The Island Housing Trust hosted its annual meeting Saturday afternoon, reporting a year of growth from both a financial and housing development perspective.

Housing trust executive director Philippe Jordi presented the 2013 annual report to a gathered crowd of more than 30 people at the West Tisbury Library, noting that affordable housing activity had more than doubled since 2012, as had contributions to the trust itself.

The report was followed by a presentation from Joe Kriesberg of the Massachusetts Association of Community Development Corporations and a panel discussion featuring Island housing advocates.

Throughout the meeting, presenters stressed that affordable housing was an Islandwide issue.

“Housing is one component of . . . a full spectrum needed for a community to be healthy,” board chairman Richard Leonard said.

At left Philippe Jordi, executive director of IHT. — Ivy Ashe

Since its inception eight years ago, the housing trust has built 58 affordable homes. Last year, the trust sold nine homes on land it leased last year, including four built by the trust itself. Two homes were built by Habitat for Humanity, and two by Chilmark real estate agent Jim Feiner. Virginia York of Aquinnah built her own home on land leased in Aquinnah. Ms. York had moved 14 times in two years before building her home, Mr. Jordi said.

“We believe that stable housing leads to positive outcomes,” he said.

The housing trust is currently developing 15 rental properties, and recently purchased a six-unit building at Village Court in Vineyard Haven. Community Preservation Act funding to help rehabilitate the property was approved during Edgartown, Oak Bluffs, and West Tisbury town meetings last week. The trust is also working on rental projects in Sepiessa and is developing a plan to build farmworker housing at Island Grown Institute’s Thimble Farm.

Total income for the housing trust in 2013 was $1.67 million, with the bulk coming from home sales ($860,000). The trust received $450,000 in project grants, largely from CPC funding, and $258,000 in private donations.

“I’m proud to acknowledge that over half of our donors are year-round residents,” Mr. Jordi said.

The trust spent $1.4 million last year, with $1.2 million going to build four houses and three rental units. The rental units are still under construction. A total of $147,000 was spent on administrative and management.

A full financial report is available at

Mr. Kriesberg discussed the housing trust’s newest fundraising initiative, centered around a state tax credit program the trust qualified for last month. The housing trust was one of 38 community organizations to qualify for the program, and received $110,000 in tax credits.

“It’s by far the biggest program in many, many years,” Mr. Kriesberg said. Housing trust donors who make a contribution of $1,000 or more will receive a tax credit of 50 cents on the dollar. The donation can also be itemized on federal refunds. The trust is eligible to reapply for the program for two more years.

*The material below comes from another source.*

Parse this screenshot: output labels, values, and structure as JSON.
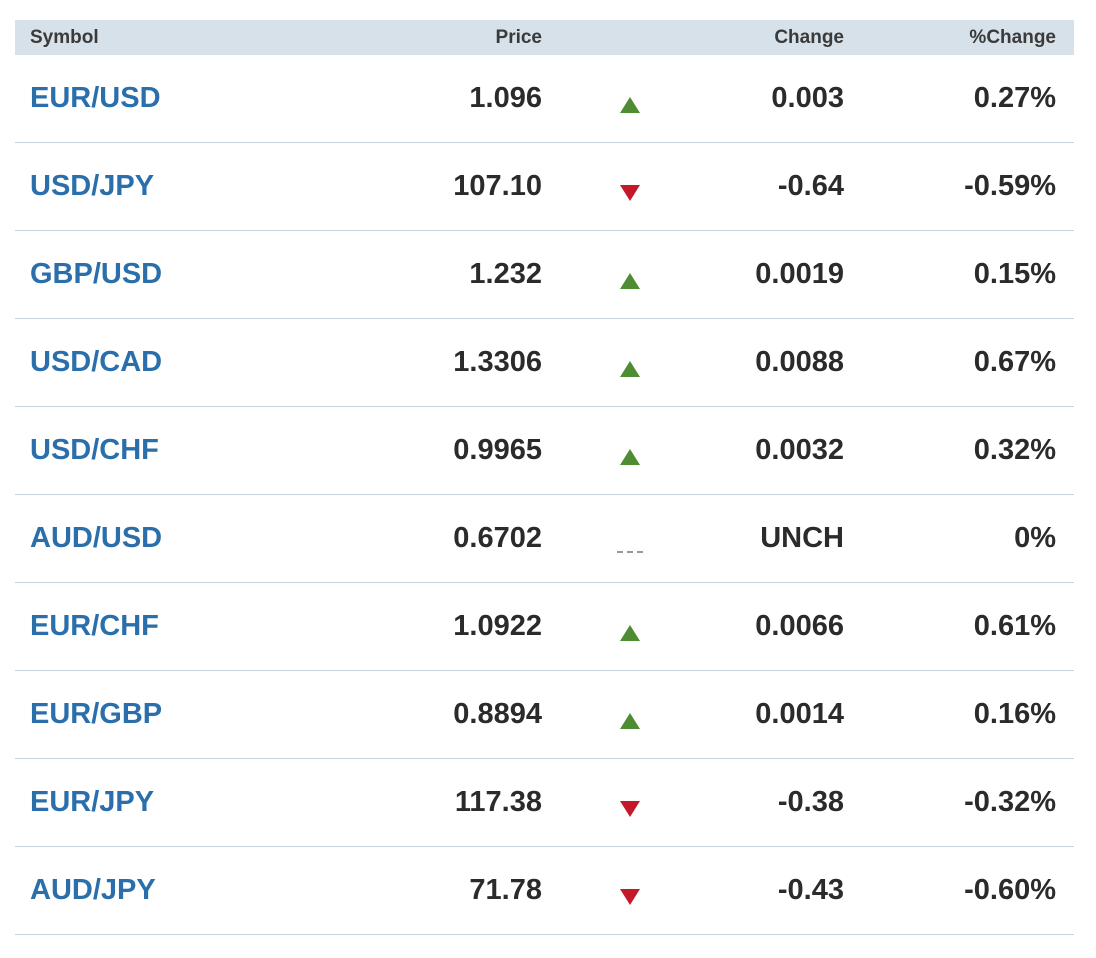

Mr. Jordi said the fundraising would allow the housing trust to raise public awareness and increase housing development to more than 100 homes over three years. Another goal is to continue maintaining current properties.

In other business, the board re-elected Richard Leonard as chairman, Paul Moreau as vice chairman, Dan Seidman as treasurer and Wendy Swolinsky as clerk.